The video by MedMen, directed by innovative music video and movie director Spike Jonze, tells the story of prohibition in America, and it’s a powerful reminder of how bad things were, and still are for a sizable portion of the states. South Park doesn’t have a problem with legalization, they appear to have a problem with the seeming duplicity of MedMen’s organization and the corporate angle they’re taking to legalization. You see, MedMen actually lobbied against home cultivation when New York’s own legalization bill (which stalled this year) started working its way through the legislature. Of course the specific purpose of lobbying is to advance one’s own agenda, and obviously MedMen is looking out for the bottom line. After all, if you can grow at home, why go to a dispensary, right? At least, that seems to be the thinking. Fact is, plenty of people who grow are still going to go to a dispensary if they want a particular strain or a concentrate that can be tricky to make at home. Just because you have a kitchen doesn’t mean you don’t eat out at a restaurant.
South Park is particularly attuned to apparent hypocrisy, and the writers picked up on MedMen’s apparent duplicity quick enough to turn around their own parody video. The debate over who is best served by legalization isn’t over, as states continue to balance personal freedoms and economic incentives, among many other things when drafting laws. Although it may be a little short-sighted on MedMen’s part to try and prohibit home cultivation, it’s not unusual for such lobbying to occur. South Park may have also been responding to claims of top executives making racist and sexist comments, feeding into the “vampire capitalist” notion.
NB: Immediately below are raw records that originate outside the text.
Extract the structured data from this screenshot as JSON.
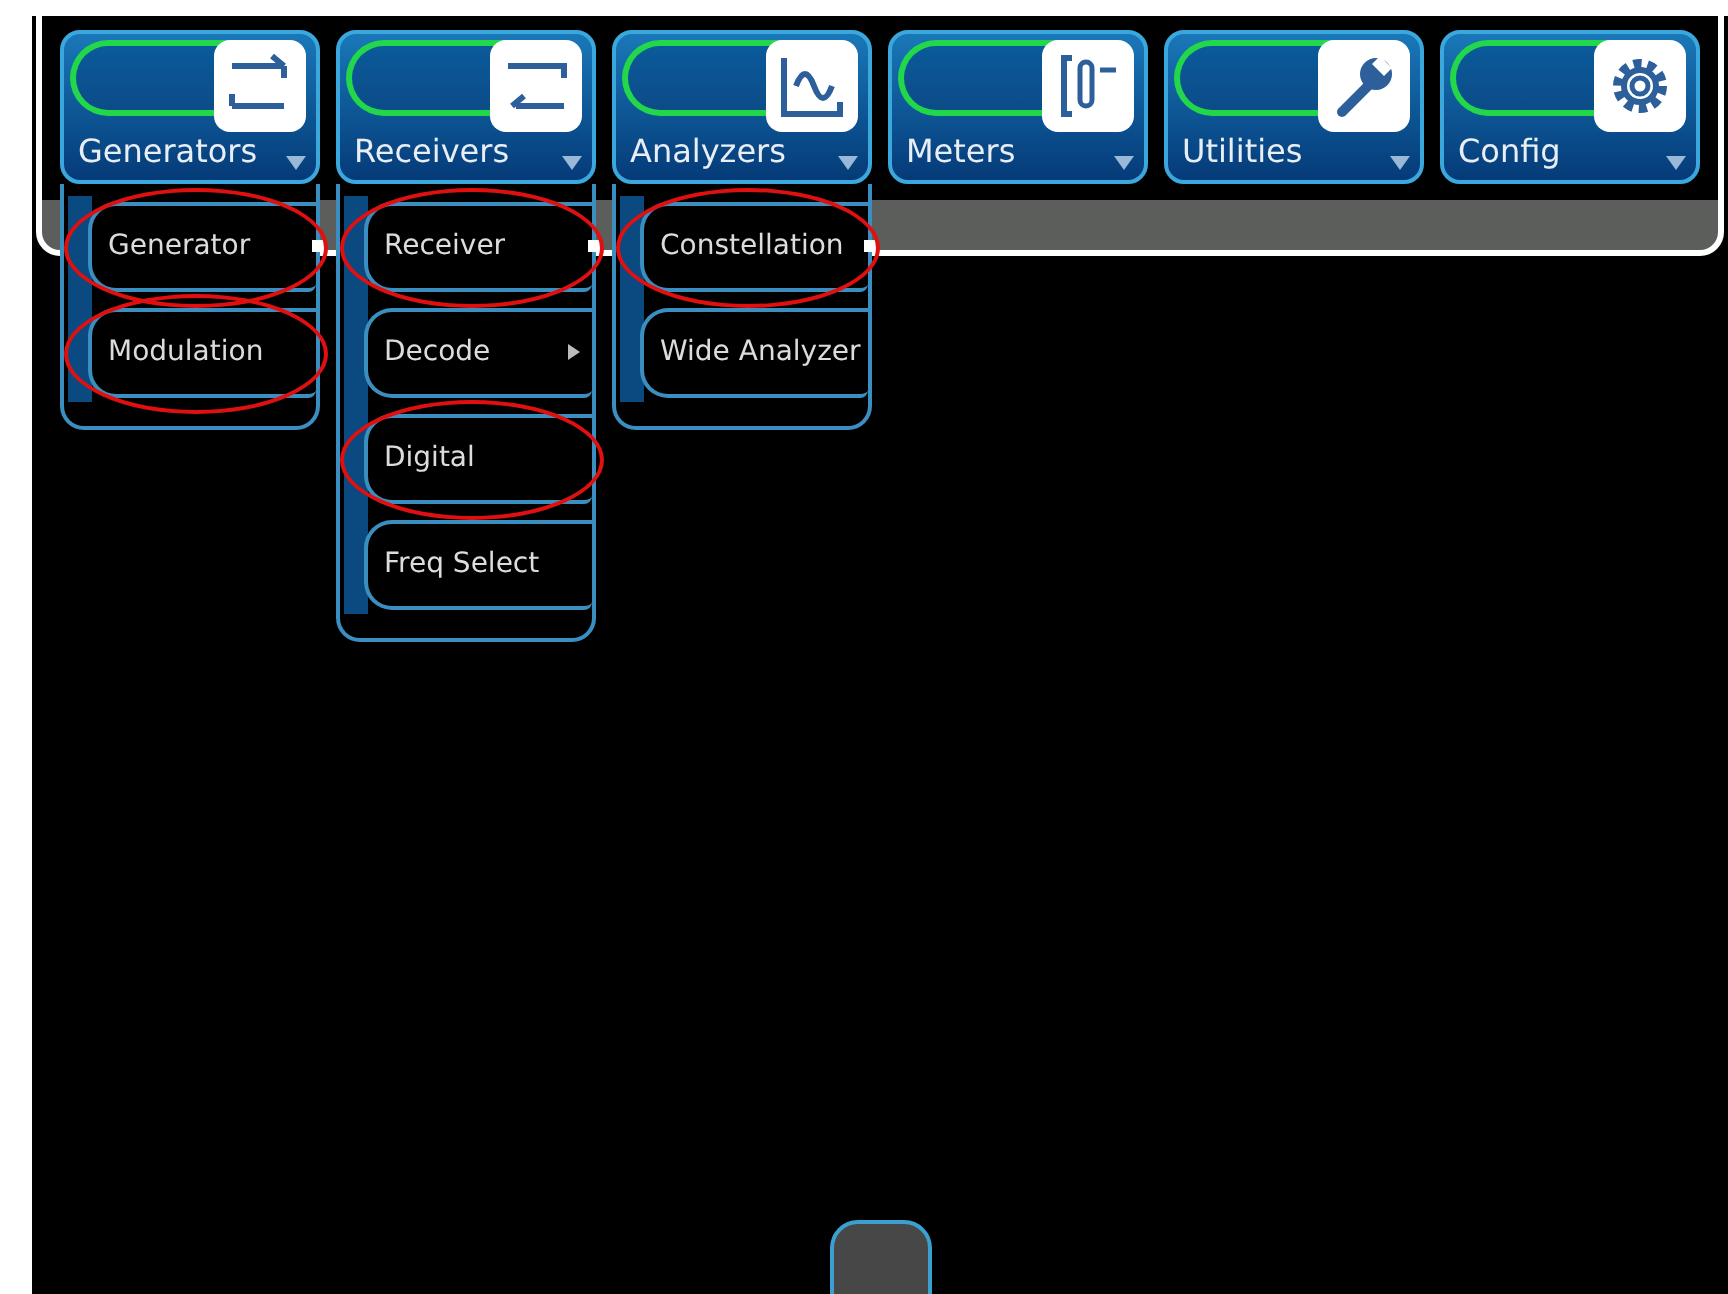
{
  "toolbar": [
    {
      "label": "Generators",
      "kind": "loop"
    },
    {
      "label": "Receivers",
      "kind": "return"
    },
    {
      "label": "Analyzers",
      "kind": "wave"
    },
    {
      "label": "Meters",
      "kind": "meter"
    },
    {
      "label": "Utilities",
      "kind": "wrench"
    },
    {
      "label": "Config",
      "kind": "gear"
    }
  ],
  "menus": [
    {
      "items": [
        {
          "label": "Generator",
          "selected": true,
          "circled": true,
          "submenu": false
        },
        {
          "label": "Modulation",
          "selected": false,
          "circled": true,
          "submenu": false
        }
      ]
    },
    {
      "items": [
        {
          "label": "Receiver",
          "selected": true,
          "circled": true,
          "submenu": false
        },
        {
          "label": "Decode",
          "selected": false,
          "circled": false,
          "submenu": true
        },
        {
          "label": "Digital",
          "selected": false,
          "circled": true,
          "submenu": false
        },
        {
          "label": "Freq Select",
          "selected": false,
          "circled": false,
          "submenu": false
        }
      ]
    },
    {
      "items": [
        {
          "label": "Constellation",
          "selected": true,
          "circled": true,
          "submenu": false
        },
        {
          "label": "Wide Analyzer",
          "selected": false,
          "circled": false,
          "submenu": false
        }
      ]
    }
  ]
}
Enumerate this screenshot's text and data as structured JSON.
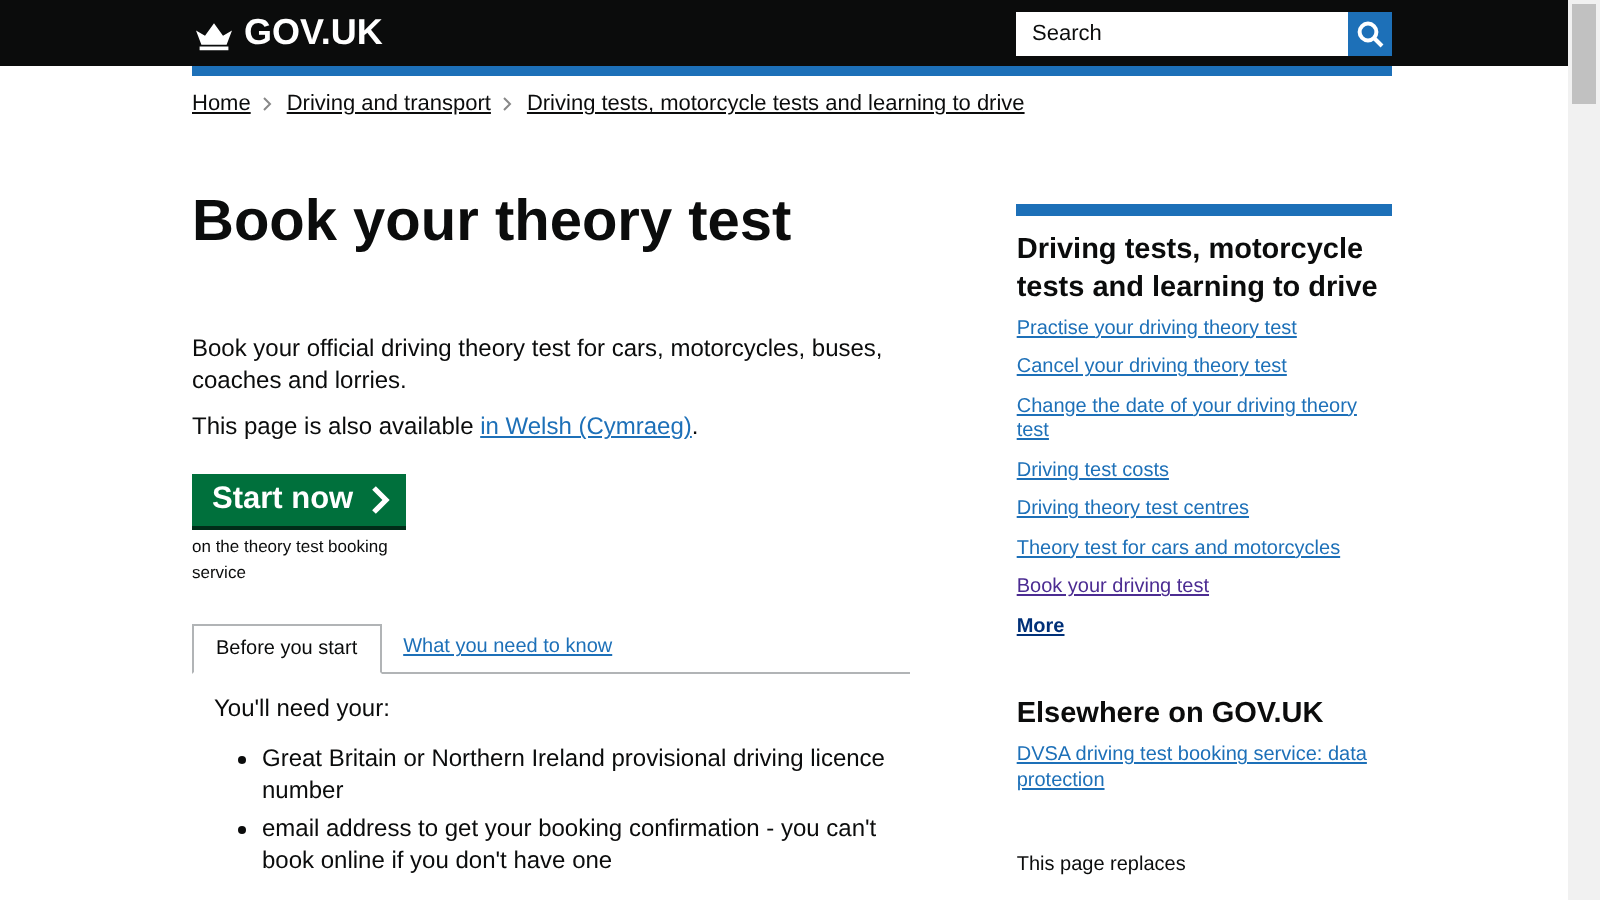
{
  "header": {
    "logo": "GOV.UK",
    "search": {
      "placeholder": "Search"
    }
  },
  "breadcrumbs": [
    "Home",
    "Driving and transport",
    "Driving tests, motorcycle tests and learning to drive"
  ],
  "title": "Book your theory test",
  "intro": "Book your official driving theory test for cars, motorcycles, buses, coaches and lorries.",
  "welsh": {
    "text": "This page is also available ",
    "link": "in Welsh (Cymraeg)",
    "after": "."
  },
  "start_button": {
    "label": "Start now",
    "note": "on the theory test booking service"
  },
  "tabs": [
    {
      "label": "Before you start",
      "selected": true
    },
    {
      "label": "What you need to know",
      "selected": false
    }
  ],
  "tab_panel": {
    "lead": "You'll need your:",
    "items": [
      "Great Britain or Northern Ireland provisional driving licence number",
      "email address to get your booking confirmation - you can't book online if you don't have one"
    ]
  },
  "related": {
    "heading": "Driving tests, motorcycle tests and learning to drive",
    "links": [
      {
        "label": "Practise your driving theory test",
        "visited": false
      },
      {
        "label": "Cancel your driving theory test",
        "visited": false
      },
      {
        "label": "Change the date of your driving theory test",
        "visited": false
      },
      {
        "label": "Driving test costs",
        "visited": false
      },
      {
        "label": "Driving theory test centres",
        "visited": false
      },
      {
        "label": "Theory test for cars and motorcycles",
        "visited": false
      },
      {
        "label": "Book your driving test",
        "visited": true
      }
    ],
    "more": "More"
  },
  "elsewhere": {
    "heading": "Elsewhere on GOV.UK",
    "links": [
      "DVSA driving test booking service: data protection"
    ]
  },
  "replaces": "This page replaces"
}
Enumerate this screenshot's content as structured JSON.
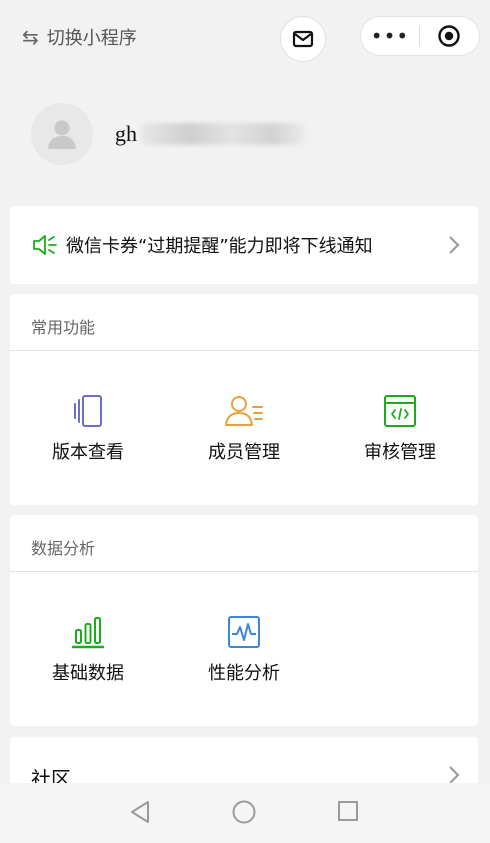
{
  "topbar": {
    "switch_label": "切换小程序",
    "switch_glyph": "⇆",
    "more_glyph": "•••"
  },
  "profile": {
    "name_prefix": "gh"
  },
  "notice": {
    "text": "微信卡券“过期提醒”能力即将下线通知"
  },
  "common_functions": {
    "title": "常用功能",
    "items": [
      {
        "label": "版本查看",
        "icon": "versions-icon"
      },
      {
        "label": "成员管理",
        "icon": "members-icon"
      },
      {
        "label": "审核管理",
        "icon": "review-code-icon"
      }
    ]
  },
  "data_analysis": {
    "title": "数据分析",
    "items": [
      {
        "label": "基础数据",
        "icon": "bar-chart-icon"
      },
      {
        "label": "性能分析",
        "icon": "performance-icon"
      }
    ]
  },
  "community": {
    "label": "社区"
  },
  "colors": {
    "background": "#f2f2f2",
    "green": "#1aad19",
    "orange": "#e8a13a",
    "blue": "#3b86d8",
    "purple": "#6b6fc7"
  }
}
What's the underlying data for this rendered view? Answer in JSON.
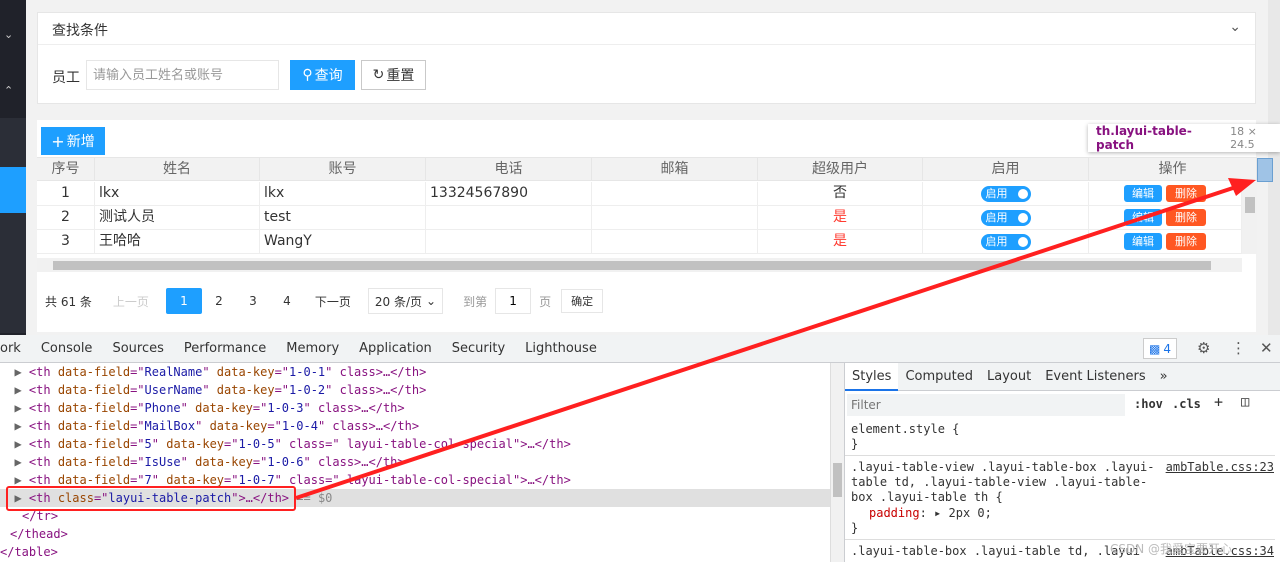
{
  "panel": {
    "title": "查找条件"
  },
  "search": {
    "label": "员工",
    "placeholder": "请输入员工姓名或账号",
    "search_label": "查询",
    "reset_label": "重置"
  },
  "toolbar": {
    "add_label": "新增"
  },
  "table": {
    "columns": [
      "序号",
      "姓名",
      "账号",
      "电话",
      "邮箱",
      "超级用户",
      "启用",
      "操作"
    ],
    "rows": [
      {
        "no": "1",
        "name": "lkx",
        "account": "lkx",
        "phone": "13324567890",
        "email": "",
        "super": "否",
        "toggle": "启用",
        "edit": "编辑",
        "del": "删除"
      },
      {
        "no": "2",
        "name": "测试人员",
        "account": "test",
        "phone": "",
        "email": "",
        "super": "是",
        "toggle": "启用",
        "edit": "编辑",
        "del": "删除"
      },
      {
        "no": "3",
        "name": "王哈哈",
        "account": "WangY",
        "phone": "",
        "email": "",
        "super": "是",
        "toggle": "启用",
        "edit": "编辑",
        "del": "删除"
      }
    ]
  },
  "pager": {
    "total": "共 61 条",
    "prev": "上一页",
    "pages": [
      "1",
      "2",
      "3",
      "4"
    ],
    "current": "1",
    "next": "下一页",
    "size": "20 条/页",
    "goto": "到第",
    "goto_value": "1",
    "page_unit": "页",
    "confirm": "确定"
  },
  "tooltip": {
    "selector": "th.layui-table-patch",
    "dims": "18 × 24.5"
  },
  "devtools": {
    "tabs": [
      "ork",
      "Console",
      "Sources",
      "Performance",
      "Memory",
      "Application",
      "Security",
      "Lighthouse"
    ],
    "issues_count": "4",
    "elements": [
      {
        "field": "RealName",
        "key": "1-0-1",
        "cls": "class>…</th>"
      },
      {
        "field": "UserName",
        "key": "1-0-2",
        "cls": "class>…</th>"
      },
      {
        "field": "Phone",
        "key": "1-0-3",
        "cls": "class>…</th>"
      },
      {
        "field": "MailBox",
        "key": "1-0-4",
        "cls": "class>…</th>"
      },
      {
        "field": "5",
        "key": "1-0-5",
        "cls": "class=\" layui-table-col-special\">…</th>"
      },
      {
        "field": "IsUse",
        "key": "1-0-6",
        "cls": "class>…</th>"
      },
      {
        "field": "7",
        "key": "1-0-7",
        "cls": "class=\" layui-table-col-special\">…</th>"
      }
    ],
    "selected_line": {
      "cls_value": "layui-table-patch",
      "marker": "== $0"
    },
    "close_tr": "</tr>",
    "close_thead": "</thead>",
    "close_table": "</table>",
    "styles_tabs": [
      "Styles",
      "Computed",
      "Layout",
      "Event Listeners",
      "»"
    ],
    "filter_placeholder": "Filter",
    "hov": ":hov",
    "cls": ".cls",
    "rule1": {
      "selector": "element.style {",
      "close": "}"
    },
    "rule2": {
      "selector": ".layui-table-view .layui-table-box .layui-\ntable td, .layui-table-view .layui-table-\nbox .layui-table th {",
      "source": "ambTable.css:23",
      "prop": "padding",
      "value": "2px 0;",
      "close": "}"
    },
    "rule3": {
      "selector": ".layui-table-box .layui-table td, .layui",
      "source": "ambTable.css:34"
    }
  },
  "watermark": "CSDN @我爱宝要开心",
  "colors": {
    "accent": "#1e9fff",
    "danger": "#ff5722",
    "annotation": "#ff2020"
  }
}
The character on the show who started his own farm is trying to position himself as the “genuine” farmer, the little guy, who is standing up to the corporate boardrooms who want to shut him down. It’s a dynamic that has played out in countless movies and books for ages now — David versus Goliath. And it’s perfect fodder for South Park.
For comparison, watch the MedMen advert below.